Accreditation breeds quality institutions
For the first time, an external centre, which is a registered charity, has been given accredited status, a scheme which helps colleges highlight good practice. There are 41 accredited colleges, nearly 10 per cent of the sector.
They get a one-off payment of pound;50,000 which they are expected to use to spread good practice and collaborate with other colleges. Under a "lighter-touch inspection" regime they get visited only once every six years, instead of the normal four.
The first external institution to gain the status is Cathedral Centre, an education and training community in Bradford, Yorkshire.

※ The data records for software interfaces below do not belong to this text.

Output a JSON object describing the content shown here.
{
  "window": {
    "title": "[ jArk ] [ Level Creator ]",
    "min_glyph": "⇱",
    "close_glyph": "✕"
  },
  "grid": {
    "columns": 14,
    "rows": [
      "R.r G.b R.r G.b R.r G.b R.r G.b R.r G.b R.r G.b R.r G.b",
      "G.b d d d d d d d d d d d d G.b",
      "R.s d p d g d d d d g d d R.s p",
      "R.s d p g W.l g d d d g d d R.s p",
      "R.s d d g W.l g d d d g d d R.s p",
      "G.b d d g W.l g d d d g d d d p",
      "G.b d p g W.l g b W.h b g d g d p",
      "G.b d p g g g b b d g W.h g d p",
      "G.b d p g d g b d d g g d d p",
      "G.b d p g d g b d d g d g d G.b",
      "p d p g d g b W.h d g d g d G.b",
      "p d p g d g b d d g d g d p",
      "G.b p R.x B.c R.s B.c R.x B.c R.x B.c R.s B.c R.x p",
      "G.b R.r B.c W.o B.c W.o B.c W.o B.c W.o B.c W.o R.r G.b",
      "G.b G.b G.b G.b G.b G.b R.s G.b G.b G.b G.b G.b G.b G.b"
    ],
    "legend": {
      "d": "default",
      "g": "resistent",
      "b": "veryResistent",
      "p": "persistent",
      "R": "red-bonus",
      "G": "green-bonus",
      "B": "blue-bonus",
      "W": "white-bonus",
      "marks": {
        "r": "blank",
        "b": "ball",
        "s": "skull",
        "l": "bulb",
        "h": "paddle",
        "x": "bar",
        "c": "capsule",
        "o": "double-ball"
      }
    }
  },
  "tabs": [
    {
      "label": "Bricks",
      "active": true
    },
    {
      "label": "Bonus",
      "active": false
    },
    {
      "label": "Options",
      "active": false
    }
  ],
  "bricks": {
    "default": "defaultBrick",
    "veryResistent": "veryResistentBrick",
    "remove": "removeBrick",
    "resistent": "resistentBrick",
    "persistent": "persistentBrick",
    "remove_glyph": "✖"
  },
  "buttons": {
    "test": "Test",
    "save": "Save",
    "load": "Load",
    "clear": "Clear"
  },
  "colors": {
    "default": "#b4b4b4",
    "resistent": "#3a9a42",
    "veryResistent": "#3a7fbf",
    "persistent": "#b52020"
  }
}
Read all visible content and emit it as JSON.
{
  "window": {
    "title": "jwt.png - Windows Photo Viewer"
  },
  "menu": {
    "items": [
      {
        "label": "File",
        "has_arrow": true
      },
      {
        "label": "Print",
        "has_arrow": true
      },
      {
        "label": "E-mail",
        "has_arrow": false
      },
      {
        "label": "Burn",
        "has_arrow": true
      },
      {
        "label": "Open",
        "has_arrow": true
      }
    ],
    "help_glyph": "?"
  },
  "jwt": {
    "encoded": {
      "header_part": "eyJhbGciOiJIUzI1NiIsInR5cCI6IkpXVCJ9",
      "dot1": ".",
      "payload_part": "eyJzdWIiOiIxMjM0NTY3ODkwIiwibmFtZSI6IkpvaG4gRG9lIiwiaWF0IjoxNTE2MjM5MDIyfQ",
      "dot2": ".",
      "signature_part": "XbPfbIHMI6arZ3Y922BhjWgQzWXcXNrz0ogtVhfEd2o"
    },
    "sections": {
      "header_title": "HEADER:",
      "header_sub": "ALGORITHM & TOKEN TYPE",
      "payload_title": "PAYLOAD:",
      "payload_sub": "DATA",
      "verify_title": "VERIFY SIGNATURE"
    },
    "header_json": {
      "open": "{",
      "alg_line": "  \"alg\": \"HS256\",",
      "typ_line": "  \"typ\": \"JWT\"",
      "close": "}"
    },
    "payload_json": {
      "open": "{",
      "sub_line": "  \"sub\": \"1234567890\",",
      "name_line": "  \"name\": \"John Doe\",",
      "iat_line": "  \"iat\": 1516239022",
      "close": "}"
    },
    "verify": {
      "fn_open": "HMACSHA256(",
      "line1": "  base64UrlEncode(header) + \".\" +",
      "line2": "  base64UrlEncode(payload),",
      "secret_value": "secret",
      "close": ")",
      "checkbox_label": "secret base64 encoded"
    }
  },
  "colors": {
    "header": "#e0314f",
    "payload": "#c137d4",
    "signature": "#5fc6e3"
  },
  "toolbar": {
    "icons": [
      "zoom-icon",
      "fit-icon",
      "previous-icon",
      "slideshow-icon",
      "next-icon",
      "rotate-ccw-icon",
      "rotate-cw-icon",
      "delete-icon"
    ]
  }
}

It opened in 1981 with three members of staff helping 35 people on youth opportunities programmes. Now it has 350 students, and 60 members of staff. It has been receiving money from the funding council since1994-95, and also receives European financial support.
Mary Haskins, assistant director for quality, said: "We have always workedwith excluded groups. Most of them are unemployed and we teach them basic workplace skills."
FEFC chief executive David Melville said: "The large number of colleges applying indicates how much they value the recognition of high quality that accredited status gives, and the impact accreditation has had on raising quality in the sector.
"Cathedral Centre's work with unemployed adults in Bradford sets exceptionally high standards for others to follow. Both retention and achievement rates are impressive."
Jim Donaldson, the FEFC's chief inspector, said that Cathedral Centre's success showed that high quality could be available to all learners.
THE 11 ACCREDITED COLLEGES
Abingdon College, Oxfordshire; Alton College, Hants; Blackburn College,Lancs; Cathedral Centre, Bradford; Havant College, Hampshire; Long Road Sixth Form College, Cambridge; North Warwickshire and Hinckley College, Warks; Peter Symonds' College, Winchester; St Helens College, Merseyside; Stamford College, Lincolnshire; Wyggeston and Queen Elizabeth I College, Leicestershire.